Ministers, policymakers, senior government officials, and civil society organizations lay out national pathways to address obstacles and opportunities before national land institutions in the implementation of reforms
October 12, 2021, LOME – More than 15 countries have come together over the course of three-days to assess progress on collective land rights reforms in Africa, and debate strategies to advance them at the African Land Institutions Network for Community Rights (ALIN) Conference 2021.
Convened in the Togolese capital, Lomé, over 100 in-person delegates and other virtual participants chart potential changes for more sustainable, equitable, resilient and secure community lands in view of improving the lives of millions of farmers and pastoralists.
The process will culminate in a better management of land-based intra-community conflict, and conflict between foreign investors and communities.
To inspire national delegates for the day’s work, the Togolese Minister for Urban Settlement, Housing and Land Reform H.E. Koffi Tsolenyanu stressed that advancing community land is indispensable in the emerging global coalitions and would champion further progress.

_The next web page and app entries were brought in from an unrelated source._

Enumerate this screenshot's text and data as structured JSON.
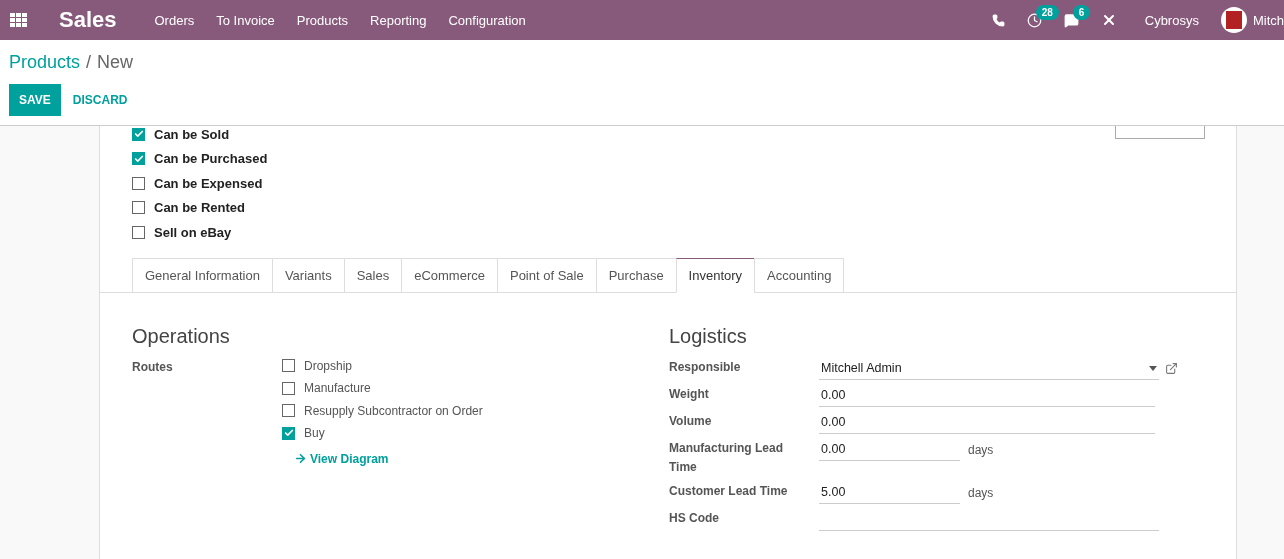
{
  "navbar": {
    "app_name": "Sales",
    "menu": [
      "Orders",
      "To Invoice",
      "Products",
      "Reporting",
      "Configuration"
    ],
    "activity_count": "28",
    "message_count": "6",
    "company": "Cybrosys",
    "user": "Mitch"
  },
  "breadcrumb": {
    "parent": "Products",
    "separator": "/",
    "current": "New"
  },
  "buttons": {
    "save": "SAVE",
    "discard": "DISCARD"
  },
  "options": [
    {
      "label": "Can be Sold",
      "checked": true
    },
    {
      "label": "Can be Purchased",
      "checked": true
    },
    {
      "label": "Can be Expensed",
      "checked": false
    },
    {
      "label": "Can be Rented",
      "checked": false
    },
    {
      "label": "Sell on eBay",
      "checked": false
    }
  ],
  "tabs": [
    {
      "label": "General Information",
      "selected": false
    },
    {
      "label": "Variants",
      "selected": false
    },
    {
      "label": "Sales",
      "selected": false
    },
    {
      "label": "eCommerce",
      "selected": false
    },
    {
      "label": "Point of Sale",
      "selected": false
    },
    {
      "label": "Purchase",
      "selected": false
    },
    {
      "label": "Inventory",
      "selected": true
    },
    {
      "label": "Accounting",
      "selected": false
    }
  ],
  "operations": {
    "title": "Operations",
    "routes_label": "Routes",
    "routes": [
      {
        "label": "Dropship",
        "checked": false
      },
      {
        "label": "Manufacture",
        "checked": false
      },
      {
        "label": "Resupply Subcontractor on Order",
        "checked": false
      },
      {
        "label": "Buy",
        "checked": true
      }
    ],
    "diagram_link": "View Diagram"
  },
  "logistics": {
    "title": "Logistics",
    "fields": [
      {
        "kind": "select",
        "label": "Responsible",
        "value": "Mitchell Admin"
      },
      {
        "kind": "text",
        "label": "Weight",
        "value": "0.00"
      },
      {
        "kind": "text",
        "label": "Volume",
        "value": "0.00"
      },
      {
        "kind": "unit",
        "label": "Manufacturing Lead Time",
        "value": "0.00",
        "unit": "days"
      },
      {
        "kind": "unit",
        "label": "Customer Lead Time",
        "value": "5.00",
        "unit": "days"
      },
      {
        "kind": "text",
        "label": "HS Code"
      }
    ]
  }
}
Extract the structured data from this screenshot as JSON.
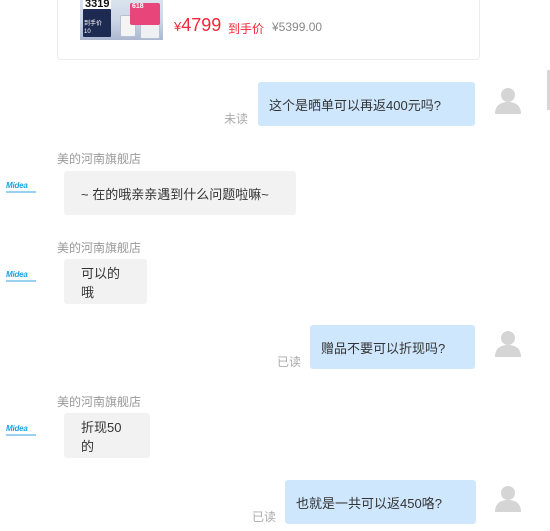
{
  "product": {
    "thumb_price": "3319",
    "thumb_badge": "618",
    "thumb_line1": "到手价",
    "thumb_line2": "10",
    "currency": "¥",
    "price": "4799",
    "price_label": "到手价",
    "original_price": "¥5399.00"
  },
  "messages": [
    {
      "side": "right",
      "text": "这个是晒单可以再返400元吗?",
      "status": "未读"
    },
    {
      "side": "left",
      "sender": "美的河南旗舰店",
      "text": "~ 在的哦亲亲遇到什么问题啦嘛~"
    },
    {
      "side": "left",
      "sender": "美的河南旗舰店",
      "text": "可以的哦"
    },
    {
      "side": "right",
      "text": "赠品不要可以折现吗?",
      "status": "已读"
    },
    {
      "side": "left",
      "sender": "美的河南旗舰店",
      "text": "折现50的"
    },
    {
      "side": "right",
      "text": "也就是一共可以返450咯?",
      "status": "已读"
    }
  ],
  "shop_logo": "Midea",
  "colors": {
    "price_red": "#f2273a",
    "bubble_self": "#cfe7fd",
    "bubble_other": "#f2f2f2",
    "brand_blue": "#1aa3e0"
  },
  "icons": {
    "user_avatar": "person-silhouette-icon",
    "shop_avatar": "midea-logo"
  }
}
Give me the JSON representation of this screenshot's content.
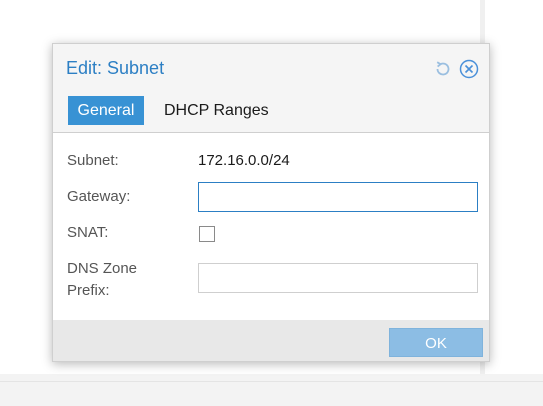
{
  "dialog": {
    "title": "Edit: Subnet",
    "tools": {
      "refresh_icon": "refresh-icon",
      "close_icon": "close-circle-icon"
    }
  },
  "tabs": [
    {
      "label": "General",
      "active": true
    },
    {
      "label": "DHCP Ranges",
      "active": false
    }
  ],
  "form": {
    "subnet_label": "Subnet:",
    "subnet_value": "172.16.0.0/24",
    "gateway_label": "Gateway:",
    "gateway_value": "",
    "snat_label": "SNAT:",
    "snat_checked": false,
    "dns_label_line1": "DNS Zone",
    "dns_label_line2": "Prefix:",
    "dns_value": ""
  },
  "footer": {
    "ok_label": "OK"
  },
  "colors": {
    "accent": "#3892d4",
    "title": "#2c7fc4",
    "ok_disabled": "#8cbde4"
  }
}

“The writer Mike Hallan cries, Ma terre, ma vie en devenir (My land, my life in becoming) because land is at the center of everything we can ever do to shape our lives,” H.E. Tsolenyanu said during his opening remarks. “That’s why Agenda 2063 of the African Union declares that land governance should constitute the driving force for the continent’s development.”
Effective land institutions and monitored frameworks are necessary for such tenure progress. “Creating a cadre for constant consultation in view of learning and sharing is why we are holding ALIN Conference.”
Togo has made recent commendable progress in securing community land rights. Referring to the power of multi-stakeholder platforms in such process, ILC Regional Coordinator Audace Kubwimana called Togo’s approach “a prime example of how joint political action can lead to broader results on the ground.”
Learning from what has been done in Togo was reechoed by Rights and Resources Initiative’s Coordinator Solange Bandiaky.
“Togo is a country that is cited as an example of successful land reform in Africa because the 2018 law on the Land and Property Code of Togo recognises customary community rights in its articles 6 and 628,” said Bandiaky, who is also President of Rights and Resources Group.
ALIN Conference was held in 2017 in Accra and in 2019 in Antananarivo. The 2021 edition will assess progress since delegates’ last meeting in Antananarivo, discuss strategies to expand community land rights today, and reflect on the roles and functions of – and collaboration among – land institutions.
About the African Land Institutions Network for Community Rights
The African Land Institutions Network for Community Rights (ALIN) is a platform for continued experience and knowledge sharing on advancing community land rights. It serves as a community of practice through which members reinforce their capacities, foster dialogue, and promote information dissemination. The Network provides an accountability mechanism to measure progress.